I was warned.
As soon as my friends and nearby relatives heard I was planning a trip to Lagoon, they quickly dismissed the place as unworthy for a park-loving SoCal resident. "Oh it's nothing compared to (insert CA park name here)," they said, "You have much better amusement (/ theme) parks in California."
But comparing Lagoon to Knott's, Magic Mountain or Disneyland wasn't on my agenda; to do so would be missing the point. (Granted, throughout this photo report I will point out a few similarities and differences, but that is done only for a point of reference, since the majority of you readers are probably like me and are more familiar with CA parks anyway.) Lagoon never set out to be on par with Disneyland's E-tickets and landscaping, and it doesn't have to, because after all, Lagoon is Utah's ONLY amusement park.
My goal was to analyze the park as its own entity, looking for facets of the park experience where Lagoon excels and where it falls short.
That being said, I set out to prove my doomsayers wrong.
So let's check out what we found, alright? Here we go!
First thing you should know: parking is $8. Ouch. Since we arrived 45 minutes before park opening, however, we scored a parking spot right at the entrance gates.
A few weeks prior I subscribed to Lagoon's Fun Time Club online newsletter. It's completely free, and I scored a coupon that knocked the price of admission down to $26.75 per person for the month of April. That's way better than $40!
Since we had time to kill until the gates opened, I walked around the parking lot to get some shots of the coasters.
So this is Wicked. And that is one sexy hill.
The curvy half.
You're gonna see a lot of pictures of this coaster in this TR.
This is probably the one redeeming thing about the state of Utah. This friggin coaster.
One last look. For now.
Nearby, Spider was testing.
Around eight smoking stations were added to various locations in the park this year.
This is "Roller Coaster," or as the white Mormons creatively call it, the "White Roller Coaster."
A testing train sent down the tracks. I love the front: "There's only one...Lagoon"
Some of the beams looked very old and the white paint is peeling. The coaster train peeks in again.
See, they need signs like this in Utah.
Every year a section of Roller Coaster's track is rebuilt, and apparently the newer treated wood is a good enough excuse to abandon the white paint. Or Lagoon is accommodating the expanding hispanic population in Utah.

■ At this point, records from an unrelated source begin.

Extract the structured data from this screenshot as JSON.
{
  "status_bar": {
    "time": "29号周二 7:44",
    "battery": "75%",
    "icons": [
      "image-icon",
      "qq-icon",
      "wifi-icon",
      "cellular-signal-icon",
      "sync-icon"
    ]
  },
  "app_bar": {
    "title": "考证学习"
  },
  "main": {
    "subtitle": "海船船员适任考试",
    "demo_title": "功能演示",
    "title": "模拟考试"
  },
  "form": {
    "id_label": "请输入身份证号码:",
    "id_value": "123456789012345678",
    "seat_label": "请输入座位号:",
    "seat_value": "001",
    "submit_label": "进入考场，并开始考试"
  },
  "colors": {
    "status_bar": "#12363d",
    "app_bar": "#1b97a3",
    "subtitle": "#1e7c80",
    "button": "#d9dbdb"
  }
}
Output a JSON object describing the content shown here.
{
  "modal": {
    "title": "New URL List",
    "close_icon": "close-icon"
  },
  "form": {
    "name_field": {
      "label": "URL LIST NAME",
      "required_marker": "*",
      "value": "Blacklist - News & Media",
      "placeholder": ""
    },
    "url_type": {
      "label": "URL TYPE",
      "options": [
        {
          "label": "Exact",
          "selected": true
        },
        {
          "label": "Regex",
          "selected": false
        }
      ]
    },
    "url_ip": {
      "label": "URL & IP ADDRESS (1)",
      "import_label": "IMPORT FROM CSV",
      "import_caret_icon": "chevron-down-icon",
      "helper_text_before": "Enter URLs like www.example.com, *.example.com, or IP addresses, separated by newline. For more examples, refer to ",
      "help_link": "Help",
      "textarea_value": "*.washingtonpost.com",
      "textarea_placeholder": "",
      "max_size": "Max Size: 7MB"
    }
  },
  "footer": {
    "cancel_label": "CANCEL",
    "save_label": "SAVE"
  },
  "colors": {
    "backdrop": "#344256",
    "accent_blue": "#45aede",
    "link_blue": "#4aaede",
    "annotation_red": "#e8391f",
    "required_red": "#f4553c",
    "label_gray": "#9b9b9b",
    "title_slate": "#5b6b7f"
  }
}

See, brown in the foreground, white in the background.
Purchase your tickets already!....already...already...already...
In Part II we will enter the park and see if Lagoon really is what fun is.